• **Task directions**
The entries are to be repeated exactly, with all pictures omitted.

Website and app data records:
• • • • •

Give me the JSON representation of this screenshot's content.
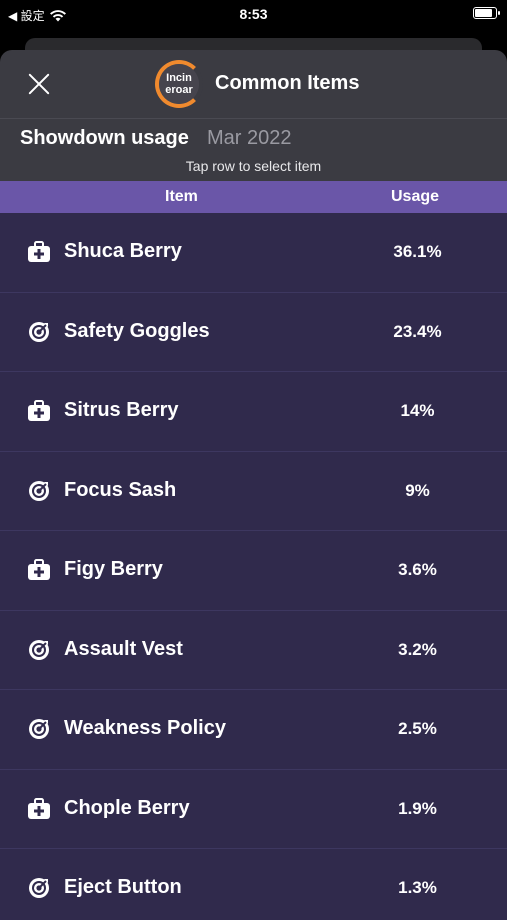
{
  "status_bar": {
    "back_label": "◀ 設定",
    "time": "8:53"
  },
  "header": {
    "avatar_text": "Incin eroar",
    "title": "Common Items"
  },
  "subheader": {
    "format": "Showdown usage",
    "date": "Mar 2022",
    "hint": "Tap row to select item"
  },
  "columns": {
    "item": "Item",
    "usage": "Usage"
  },
  "items": [
    {
      "name": "Shuca Berry",
      "usage": "36.1%",
      "icon": "medkit-icon"
    },
    {
      "name": "Safety Goggles",
      "usage": "23.4%",
      "icon": "target-icon"
    },
    {
      "name": "Sitrus Berry",
      "usage": "14%",
      "icon": "medkit-icon"
    },
    {
      "name": "Focus Sash",
      "usage": "9%",
      "icon": "target-icon"
    },
    {
      "name": "Figy Berry",
      "usage": "3.6%",
      "icon": "medkit-icon"
    },
    {
      "name": "Assault Vest",
      "usage": "3.2%",
      "icon": "target-icon"
    },
    {
      "name": "Weakness Policy",
      "usage": "2.5%",
      "icon": "target-icon"
    },
    {
      "name": "Chople Berry",
      "usage": "1.9%",
      "icon": "medkit-icon"
    },
    {
      "name": "Eject Button",
      "usage": "1.3%",
      "icon": "target-icon"
    }
  ],
  "colors": {
    "accent": "#6a56a8",
    "avatar_ring": "#f08a2e",
    "list_bg": "#302a4c"
  }
}
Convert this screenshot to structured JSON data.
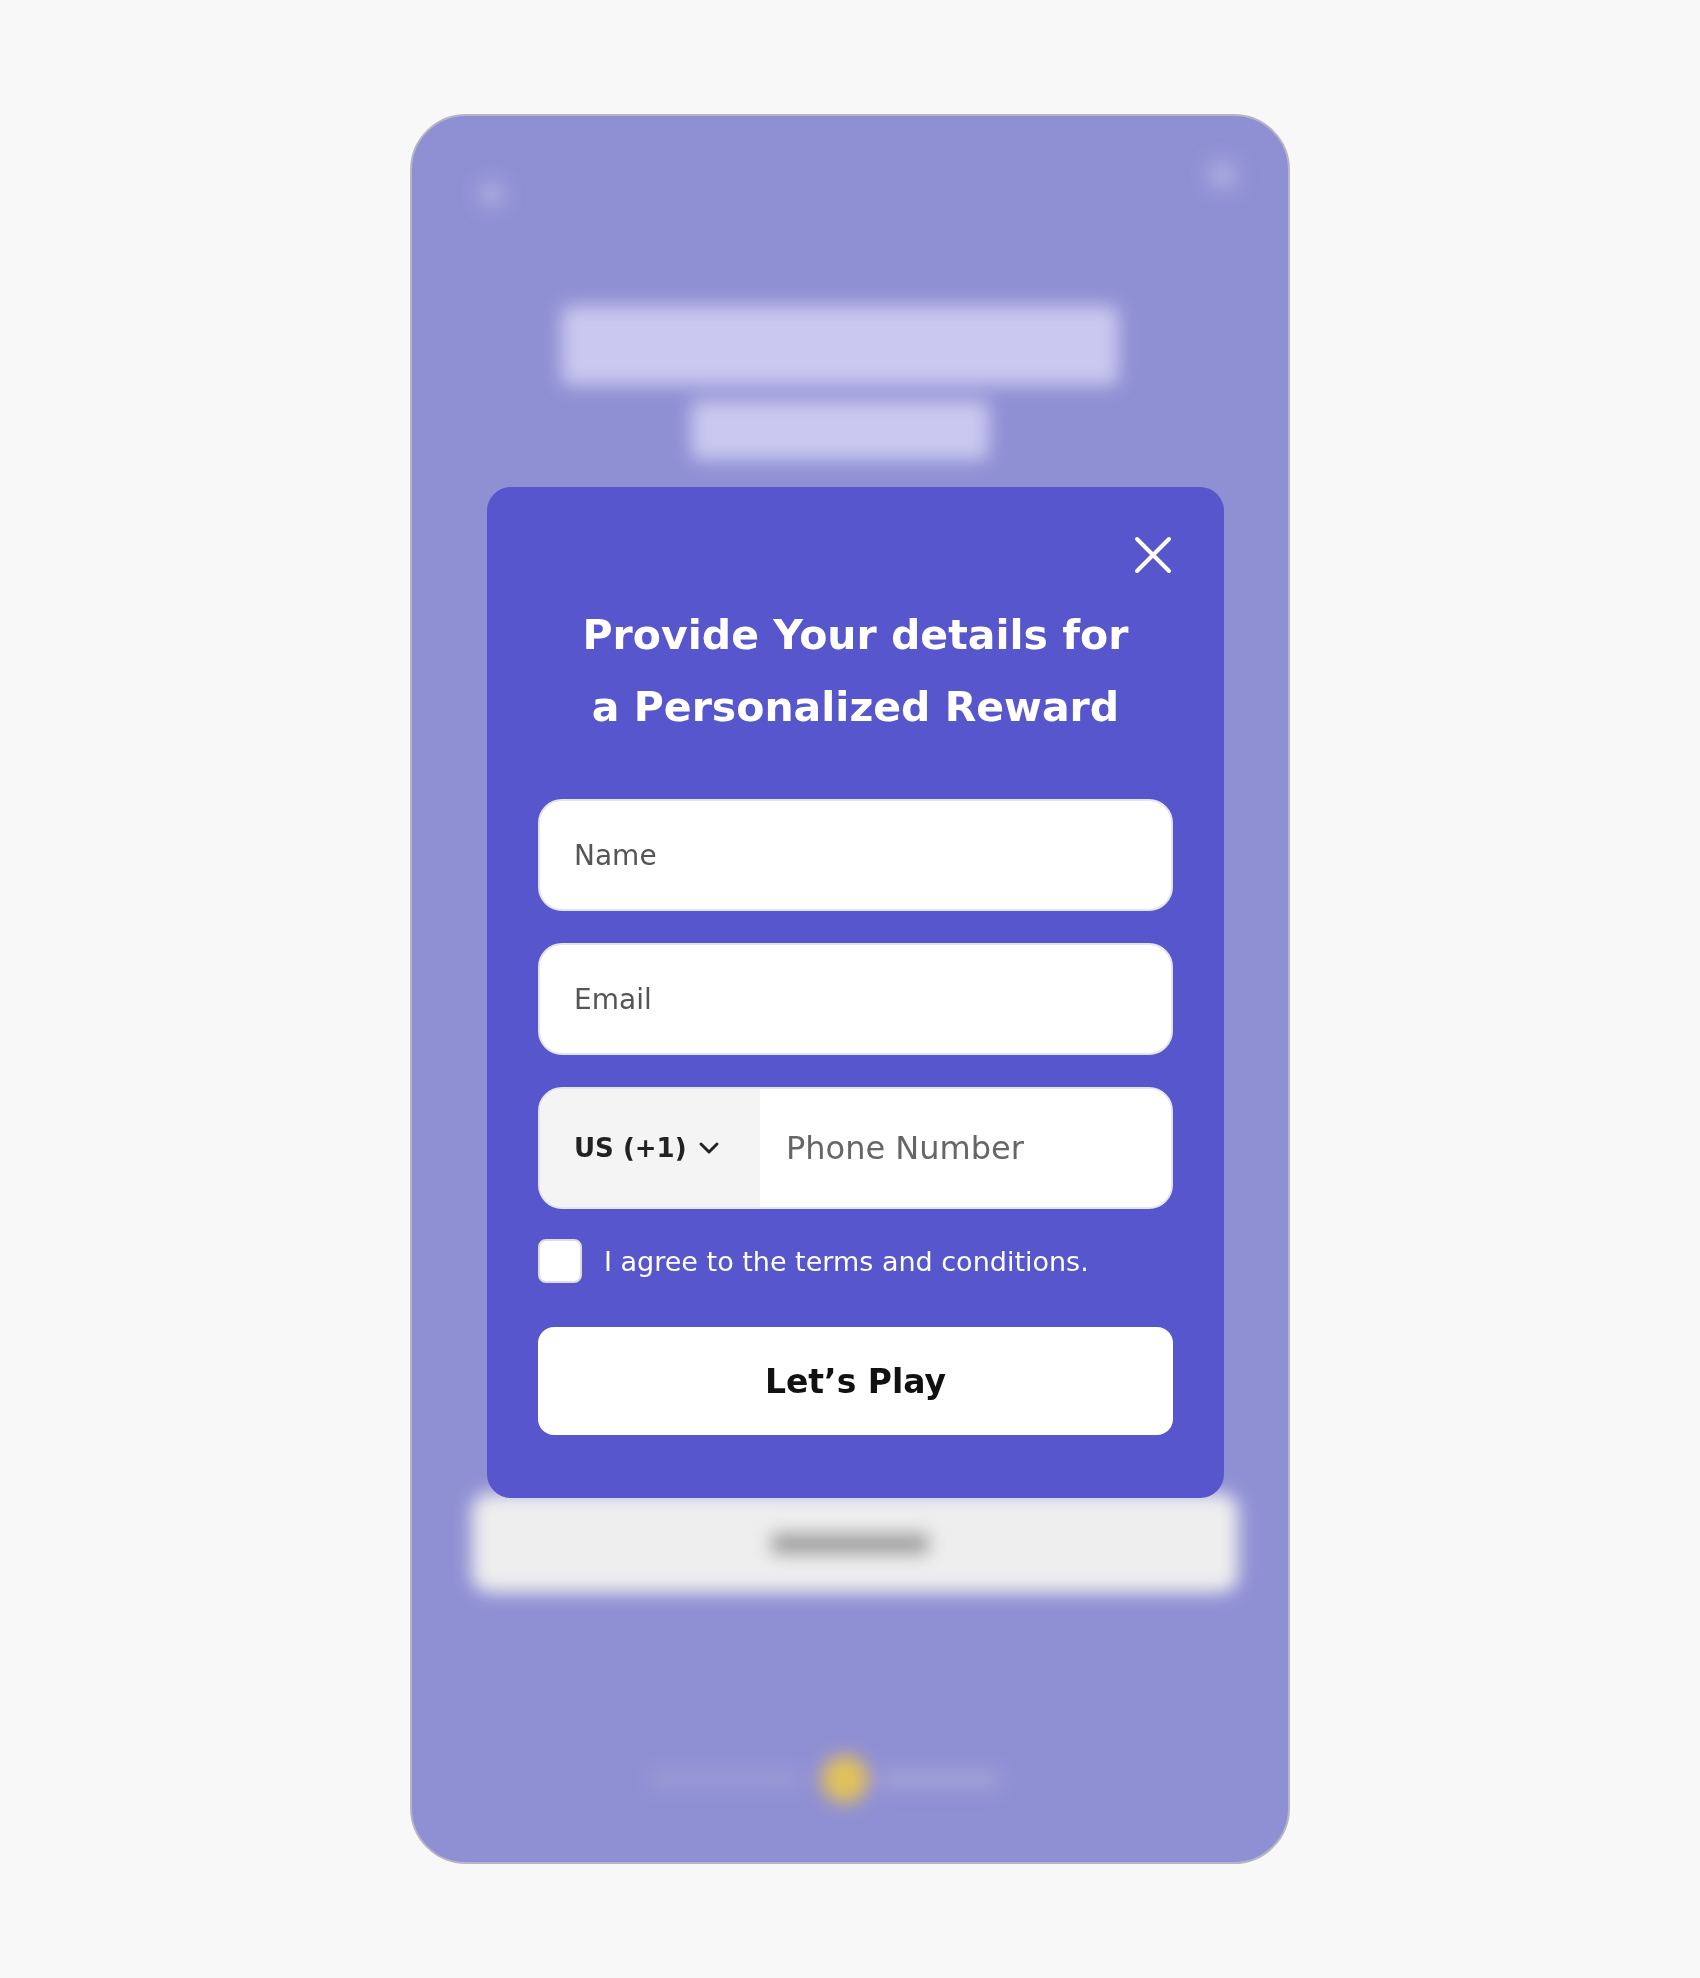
{
  "modal": {
    "title": "Provide Your details for a Personalized Reward",
    "fields": [
      {
        "kind": "text",
        "placeholder": "Name"
      },
      {
        "kind": "text",
        "placeholder": "Email"
      },
      {
        "kind": "phone",
        "country": "US (+1)",
        "placeholder": "Phone Number"
      }
    ],
    "consent": {
      "label": "I agree to the terms and conditions.",
      "checked": false
    },
    "submit": "Let’s Play"
  }
}
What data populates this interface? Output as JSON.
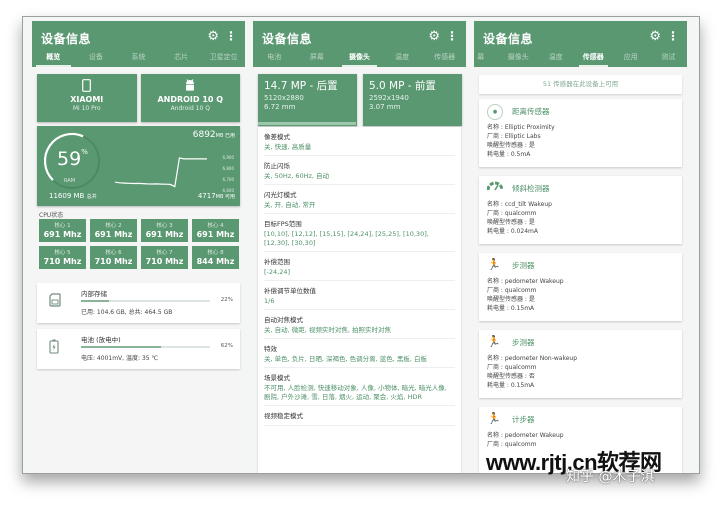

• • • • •

• **Answer to this exercise**
Give me the JSON representation of this screenshot's content.
{
  "status_bar": {
    "back_label": "◀ 設定",
    "time": "8:53"
  },
  "header": {
    "avatar_text": "Incin eroar",
    "title": "Common Items"
  },
  "subheader": {
    "format": "Showdown usage",
    "date": "Mar 2022",
    "hint": "Tap row to select item"
  },
  "columns": {
    "item": "Item",
    "usage": "Usage"
  },
  "items": [
    {
      "name": "Shuca Berry",
      "usage": "36.1%",
      "icon": "medkit-icon"
    },
    {
      "name": "Safety Goggles",
      "usage": "23.4%",
      "icon": "target-icon"
    },
    {
      "name": "Sitrus Berry",
      "usage": "14%",
      "icon": "medkit-icon"
    },
    {
      "name": "Focus Sash",
      "usage": "9%",
      "icon": "target-icon"
    },
    {
      "name": "Figy Berry",
      "usage": "3.6%",
      "icon": "medkit-icon"
    },
    {
      "name": "Assault Vest",
      "usage": "3.2%",
      "icon": "target-icon"
    },
    {
      "name": "Weakness Policy",
      "usage": "2.5%",
      "icon": "target-icon"
    },
    {
      "name": "Chople Berry",
      "usage": "1.9%",
      "icon": "medkit-icon"
    },
    {
      "name": "Eject Button",
      "usage": "1.3%",
      "icon": "target-icon"
    }
  ],
  "colors": {
    "accent": "#6a56a8",
    "avatar_ring": "#f08a2e",
    "list_bg": "#302a4c"
  }
}
Convert this screenshot to structured JSON data.
{
  "modal": {
    "title": "Provide Your details for a Personalized Reward",
    "fields": [
      {
        "kind": "text",
        "placeholder": "Name"
      },
      {
        "kind": "text",
        "placeholder": "Email"
      },
      {
        "kind": "phone",
        "country": "US (+1)",
        "placeholder": "Phone Number"
      }
    ],
    "consent": {
      "label": "I agree to the terms and conditions.",
      "checked": false
    },
    "submit": "Let’s Play"
  }
}
What data populates this interface? Output as JSON.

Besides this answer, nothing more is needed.